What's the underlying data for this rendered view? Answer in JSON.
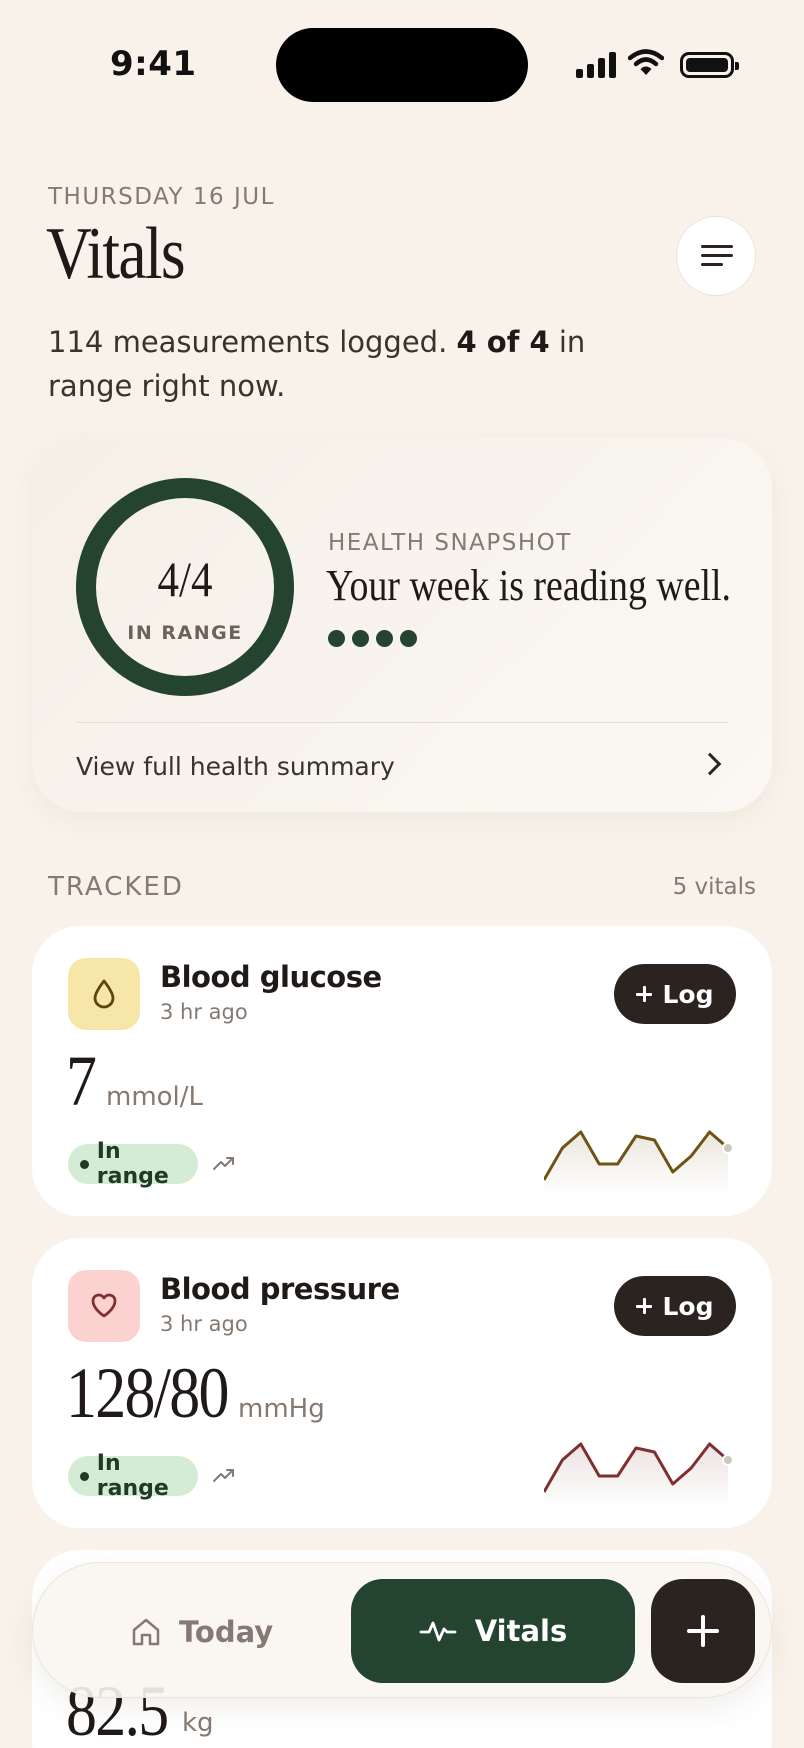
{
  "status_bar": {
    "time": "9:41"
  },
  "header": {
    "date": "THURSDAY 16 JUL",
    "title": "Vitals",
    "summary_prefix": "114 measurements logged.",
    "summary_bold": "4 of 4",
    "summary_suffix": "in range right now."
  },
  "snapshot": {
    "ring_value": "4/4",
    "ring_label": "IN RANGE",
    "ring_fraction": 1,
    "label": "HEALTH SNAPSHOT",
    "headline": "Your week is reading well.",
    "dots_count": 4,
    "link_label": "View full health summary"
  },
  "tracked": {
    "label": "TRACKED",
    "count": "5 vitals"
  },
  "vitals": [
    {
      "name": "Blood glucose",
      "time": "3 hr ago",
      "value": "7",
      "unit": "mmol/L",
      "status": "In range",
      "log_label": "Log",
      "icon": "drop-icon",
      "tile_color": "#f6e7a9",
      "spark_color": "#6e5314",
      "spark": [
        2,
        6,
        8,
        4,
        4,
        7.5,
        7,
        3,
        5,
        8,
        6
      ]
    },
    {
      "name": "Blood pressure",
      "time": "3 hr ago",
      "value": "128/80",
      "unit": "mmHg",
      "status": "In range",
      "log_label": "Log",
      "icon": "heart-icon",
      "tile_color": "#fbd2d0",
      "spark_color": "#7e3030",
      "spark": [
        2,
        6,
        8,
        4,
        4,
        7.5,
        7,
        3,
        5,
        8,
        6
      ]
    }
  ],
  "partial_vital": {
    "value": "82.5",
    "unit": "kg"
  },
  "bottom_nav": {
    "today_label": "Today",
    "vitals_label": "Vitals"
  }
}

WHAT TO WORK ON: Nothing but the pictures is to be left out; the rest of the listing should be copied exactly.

RESPONSE BOX:
What's the underlying data for this rendered view? Answer in JSON.
{
  "status_bar": {
    "time": "9:41"
  },
  "header": {
    "date": "THURSDAY 16 JUL",
    "title": "Vitals",
    "summary_prefix": "114 measurements logged.",
    "summary_bold": "4 of 4",
    "summary_suffix": "in range right now."
  },
  "snapshot": {
    "ring_value": "4/4",
    "ring_label": "IN RANGE",
    "ring_fraction": 1,
    "label": "HEALTH SNAPSHOT",
    "headline": "Your week is reading well.",
    "dots_count": 4,
    "link_label": "View full health summary"
  },
  "tracked": {
    "label": "TRACKED",
    "count": "5 vitals"
  },
  "vitals": [
    {
      "name": "Blood glucose",
      "time": "3 hr ago",
      "value": "7",
      "unit": "mmol/L",
      "status": "In range",
      "log_label": "Log",
      "icon": "drop-icon",
      "tile_color": "#f6e7a9",
      "spark_color": "#6e5314",
      "spark": [
        2,
        6,
        8,
        4,
        4,
        7.5,
        7,
        3,
        5,
        8,
        6
      ]
    },
    {
      "name": "Blood pressure",
      "time": "3 hr ago",
      "value": "128/80",
      "unit": "mmHg",
      "status": "In range",
      "log_label": "Log",
      "icon": "heart-icon",
      "tile_color": "#fbd2d0",
      "spark_color": "#7e3030",
      "spark": [
        2,
        6,
        8,
        4,
        4,
        7.5,
        7,
        3,
        5,
        8,
        6
      ]
    }
  ],
  "partial_vital": {
    "value": "82.5",
    "unit": "kg"
  },
  "bottom_nav": {
    "today_label": "Today",
    "vitals_label": "Vitals"
  }
}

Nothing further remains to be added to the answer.